To kick off the new football season, our Industrial Fossils are set for a sporting weekend. We are going to the Thillenberg, precisely to the “Stade du Thillenberg”, a place that does not really have an industrial past, but which is nevertheless part of our industrial fossils. The ground on which this football stadium was built was made available to the Red Boys Differdange club by HADIR.

On 24 May 1922, the “Stade du Thillenberg” was inaugurated and was an integral part of the Luxembourg football world until 2012, i.e. for 90 years.

The ground was built in 1921-22 on land belonging to the Differdange steel works.

The players and club members laid out and built the pitch themselves, under the supervision of engineers from the nearby Thillenberg mine. In the first season of play on the Thillenberg pitch, the local club, the Red Boys, was able to celebrate its first ever league title.

The wooden tribunes, the only ones still standing in Luxembourg, were completed in 1924 and are based on the classic wooden tribunes of English football stadiums from the beginning of the 20th century.

The stands built in the “Kahlenberg” are also impressive.

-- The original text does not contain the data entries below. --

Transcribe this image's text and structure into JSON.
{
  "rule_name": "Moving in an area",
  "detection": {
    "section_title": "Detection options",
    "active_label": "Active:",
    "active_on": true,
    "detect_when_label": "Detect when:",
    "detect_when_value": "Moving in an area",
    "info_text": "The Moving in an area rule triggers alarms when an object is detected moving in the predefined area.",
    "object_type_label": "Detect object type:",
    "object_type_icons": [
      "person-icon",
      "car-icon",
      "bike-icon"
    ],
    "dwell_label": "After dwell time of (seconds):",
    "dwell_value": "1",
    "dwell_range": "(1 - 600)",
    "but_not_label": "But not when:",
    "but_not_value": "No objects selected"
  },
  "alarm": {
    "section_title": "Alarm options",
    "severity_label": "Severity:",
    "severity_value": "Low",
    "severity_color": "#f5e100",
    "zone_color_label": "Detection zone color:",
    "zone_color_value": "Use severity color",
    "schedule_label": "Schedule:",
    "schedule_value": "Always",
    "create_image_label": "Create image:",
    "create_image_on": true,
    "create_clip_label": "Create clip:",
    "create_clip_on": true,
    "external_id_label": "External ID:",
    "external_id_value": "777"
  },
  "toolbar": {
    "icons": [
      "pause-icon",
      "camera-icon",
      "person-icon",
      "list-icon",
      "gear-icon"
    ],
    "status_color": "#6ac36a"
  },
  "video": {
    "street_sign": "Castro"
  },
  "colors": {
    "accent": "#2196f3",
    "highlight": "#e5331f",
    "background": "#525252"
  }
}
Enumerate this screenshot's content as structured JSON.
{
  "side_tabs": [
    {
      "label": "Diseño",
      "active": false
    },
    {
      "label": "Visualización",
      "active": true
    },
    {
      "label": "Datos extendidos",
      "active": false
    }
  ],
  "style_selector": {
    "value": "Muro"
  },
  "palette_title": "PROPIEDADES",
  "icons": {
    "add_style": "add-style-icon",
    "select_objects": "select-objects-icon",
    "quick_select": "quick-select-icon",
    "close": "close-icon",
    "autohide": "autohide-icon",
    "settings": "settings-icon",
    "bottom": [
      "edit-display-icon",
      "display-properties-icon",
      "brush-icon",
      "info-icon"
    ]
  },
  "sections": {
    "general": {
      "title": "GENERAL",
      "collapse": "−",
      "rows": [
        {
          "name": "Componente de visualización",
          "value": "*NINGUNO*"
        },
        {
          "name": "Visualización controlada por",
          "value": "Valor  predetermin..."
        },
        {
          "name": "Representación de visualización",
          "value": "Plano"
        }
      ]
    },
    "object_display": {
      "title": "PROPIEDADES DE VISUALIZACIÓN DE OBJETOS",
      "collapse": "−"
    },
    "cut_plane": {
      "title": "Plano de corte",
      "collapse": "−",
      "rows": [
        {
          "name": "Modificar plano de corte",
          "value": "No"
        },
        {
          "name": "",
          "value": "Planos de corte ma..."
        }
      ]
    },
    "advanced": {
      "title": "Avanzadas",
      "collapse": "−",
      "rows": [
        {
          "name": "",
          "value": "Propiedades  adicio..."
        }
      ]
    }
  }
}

They turned the Thillebierg into a kind of natural arena for up to 5000 spectators.

This was about the number of spectators who witnessed Luxembourg’s only international match victory over Germany on 26 March 1939.

Today, the “Stade du Thillenberg” is classified as a historical heritage site and is listed in the supplementary inventory of national monuments. In addition, there are plans to completely renovate the stadium in the next few years.

Find all the episodes of our series “Industrie-Fossilien” here.